* **Instructions to follow**: Please copy all of the entries exactly, but drop every picture.

_ _ _ _ _ _ _

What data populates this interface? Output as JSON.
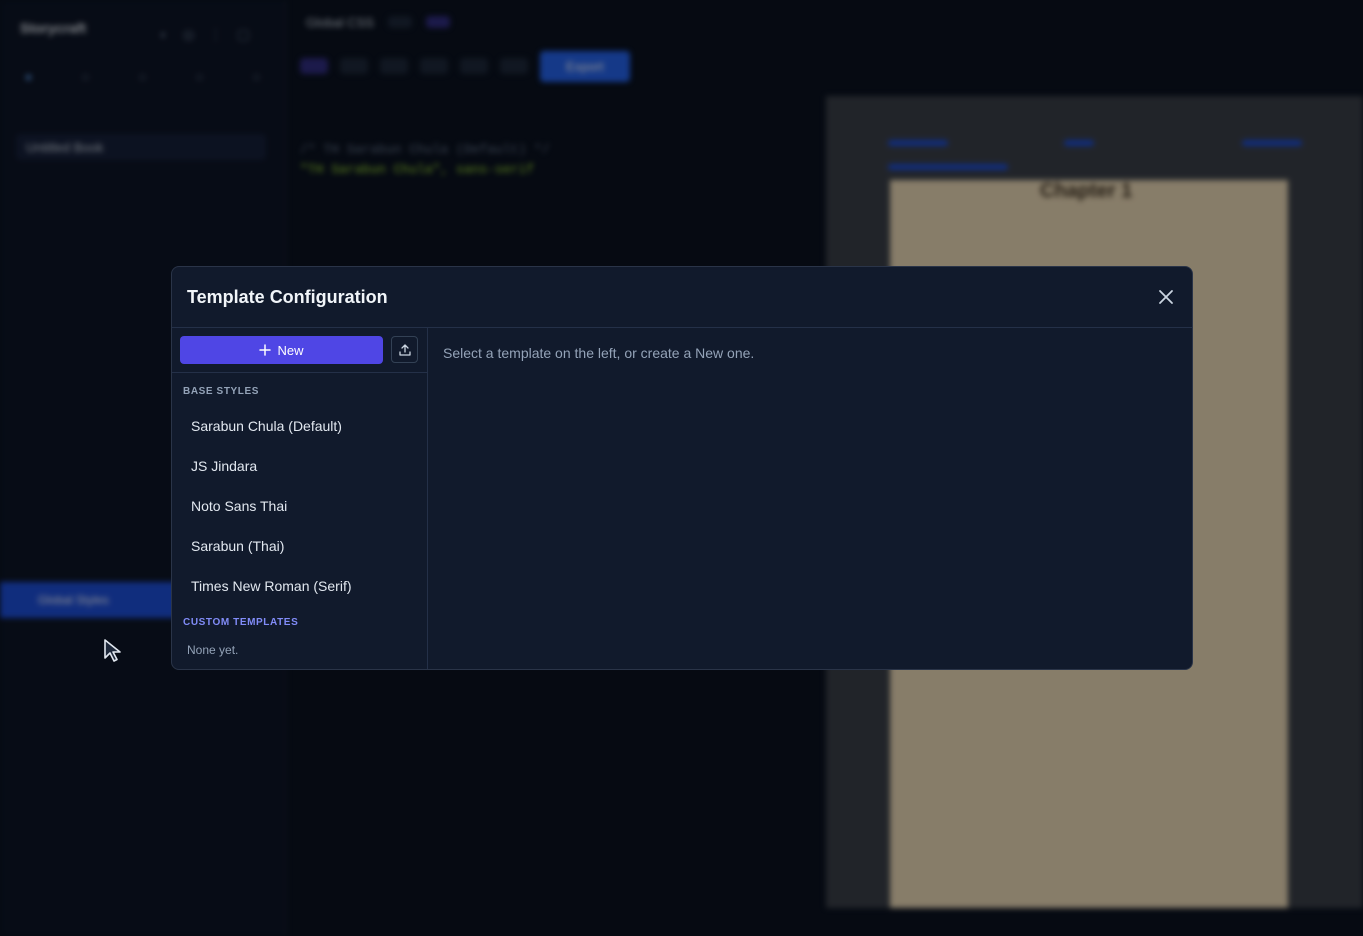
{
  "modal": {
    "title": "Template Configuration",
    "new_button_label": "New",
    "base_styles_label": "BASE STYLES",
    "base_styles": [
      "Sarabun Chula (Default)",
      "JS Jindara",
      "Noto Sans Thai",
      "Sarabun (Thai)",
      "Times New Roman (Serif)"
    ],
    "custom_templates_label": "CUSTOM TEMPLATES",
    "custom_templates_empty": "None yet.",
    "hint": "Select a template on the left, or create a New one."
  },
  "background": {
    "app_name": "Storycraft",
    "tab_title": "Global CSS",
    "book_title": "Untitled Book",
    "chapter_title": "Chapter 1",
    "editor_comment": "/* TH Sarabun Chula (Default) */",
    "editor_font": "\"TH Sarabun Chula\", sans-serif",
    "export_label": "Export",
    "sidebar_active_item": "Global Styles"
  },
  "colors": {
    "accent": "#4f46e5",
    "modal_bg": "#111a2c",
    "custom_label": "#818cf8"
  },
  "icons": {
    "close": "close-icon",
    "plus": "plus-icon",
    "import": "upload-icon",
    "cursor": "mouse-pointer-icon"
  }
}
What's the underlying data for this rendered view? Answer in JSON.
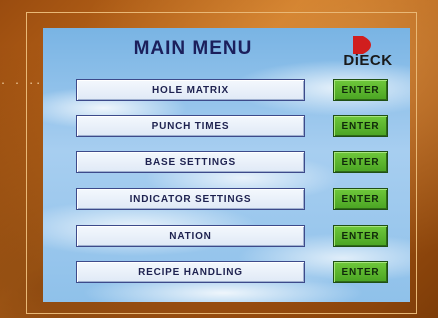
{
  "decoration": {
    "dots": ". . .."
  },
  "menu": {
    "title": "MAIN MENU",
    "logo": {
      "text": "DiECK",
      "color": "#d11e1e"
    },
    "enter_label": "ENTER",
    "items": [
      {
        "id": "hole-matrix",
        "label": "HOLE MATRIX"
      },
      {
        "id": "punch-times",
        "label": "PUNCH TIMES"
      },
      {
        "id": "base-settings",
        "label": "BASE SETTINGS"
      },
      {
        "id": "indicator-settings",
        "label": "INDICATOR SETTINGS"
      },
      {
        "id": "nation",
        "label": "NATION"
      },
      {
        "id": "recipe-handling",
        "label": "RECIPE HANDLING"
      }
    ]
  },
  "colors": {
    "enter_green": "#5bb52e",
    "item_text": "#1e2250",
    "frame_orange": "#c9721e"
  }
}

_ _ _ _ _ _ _

* **Response**:
What data populates this interface? Output as JSON.
{
  "modal": {
    "title": "Template Configuration",
    "new_button_label": "New",
    "base_styles_label": "BASE STYLES",
    "base_styles": [
      "Sarabun Chula (Default)",
      "JS Jindara",
      "Noto Sans Thai",
      "Sarabun (Thai)",
      "Times New Roman (Serif)"
    ],
    "custom_templates_label": "CUSTOM TEMPLATES",
    "custom_templates_empty": "None yet.",
    "hint": "Select a template on the left, or create a New one."
  },
  "background": {
    "app_name": "Storycraft",
    "tab_title": "Global CSS",
    "book_title": "Untitled Book",
    "chapter_title": "Chapter 1",
    "editor_comment": "/* TH Sarabun Chula (Default) */",
    "editor_font": "\"TH Sarabun Chula\", sans-serif",
    "export_label": "Export",
    "sidebar_active_item": "Global Styles"
  },
  "colors": {
    "accent": "#4f46e5",
    "modal_bg": "#111a2c",
    "custom_label": "#818cf8"
  },
  "icons": {
    "close": "close-icon",
    "plus": "plus-icon",
    "import": "upload-icon",
    "cursor": "mouse-pointer-icon"
  }
}
What's the underlying data for this rendered view? Answer in JSON.
{
  "decoration": {
    "dots": ". . .."
  },
  "menu": {
    "title": "MAIN MENU",
    "logo": {
      "text": "DiECK",
      "color": "#d11e1e"
    },
    "enter_label": "ENTER",
    "items": [
      {
        "id": "hole-matrix",
        "label": "HOLE MATRIX"
      },
      {
        "id": "punch-times",
        "label": "PUNCH TIMES"
      },
      {
        "id": "base-settings",
        "label": "BASE SETTINGS"
      },
      {
        "id": "indicator-settings",
        "label": "INDICATOR SETTINGS"
      },
      {
        "id": "nation",
        "label": "NATION"
      },
      {
        "id": "recipe-handling",
        "label": "RECIPE HANDLING"
      }
    ]
  },
  "colors": {
    "enter_green": "#5bb52e",
    "item_text": "#1e2250",
    "frame_orange": "#c9721e"
  }
}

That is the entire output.